- _What the task requires_
Check every line of the data below for the word "help". Copy the ones that have it.

- _Provided material_

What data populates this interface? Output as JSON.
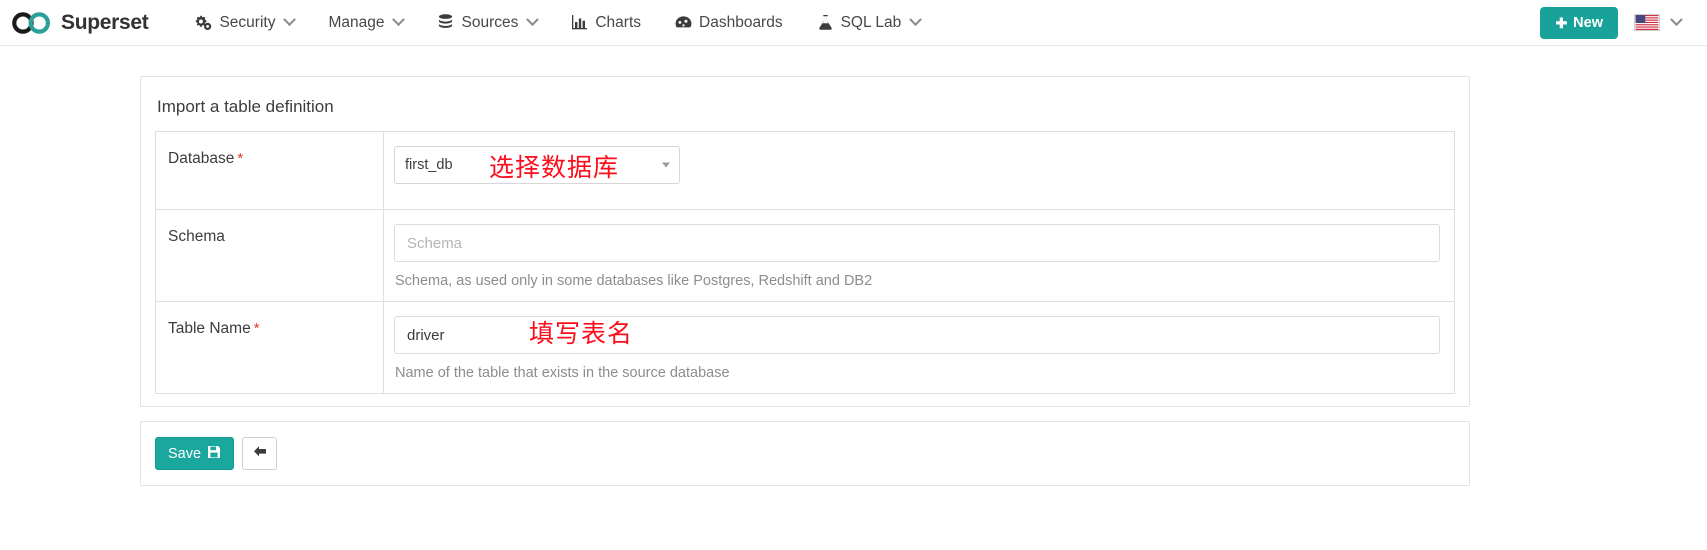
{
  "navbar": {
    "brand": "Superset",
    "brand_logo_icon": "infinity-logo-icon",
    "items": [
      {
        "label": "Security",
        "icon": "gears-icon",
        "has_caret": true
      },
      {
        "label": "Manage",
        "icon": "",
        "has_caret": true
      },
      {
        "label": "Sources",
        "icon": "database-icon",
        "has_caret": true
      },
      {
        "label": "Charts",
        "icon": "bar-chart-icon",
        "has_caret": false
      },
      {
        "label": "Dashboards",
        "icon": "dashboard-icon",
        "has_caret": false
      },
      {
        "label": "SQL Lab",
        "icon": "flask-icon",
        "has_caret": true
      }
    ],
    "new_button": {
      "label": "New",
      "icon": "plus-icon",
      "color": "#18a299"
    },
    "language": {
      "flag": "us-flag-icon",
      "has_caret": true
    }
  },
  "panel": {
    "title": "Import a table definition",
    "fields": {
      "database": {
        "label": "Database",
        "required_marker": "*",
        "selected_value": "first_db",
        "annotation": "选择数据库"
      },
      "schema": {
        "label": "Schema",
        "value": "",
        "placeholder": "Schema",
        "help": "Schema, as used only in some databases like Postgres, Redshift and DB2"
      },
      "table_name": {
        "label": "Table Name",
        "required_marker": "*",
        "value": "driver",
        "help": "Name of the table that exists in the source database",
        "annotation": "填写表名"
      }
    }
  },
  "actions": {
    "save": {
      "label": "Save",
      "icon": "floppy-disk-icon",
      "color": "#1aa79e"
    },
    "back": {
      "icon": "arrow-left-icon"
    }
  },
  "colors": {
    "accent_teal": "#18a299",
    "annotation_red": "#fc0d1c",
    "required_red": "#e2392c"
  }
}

- _Solution for this problem_
        "help": "Schema, as used only in some databases like Postgres, Redshift and DB2"
        "help": "Name of the table that exists in the source database",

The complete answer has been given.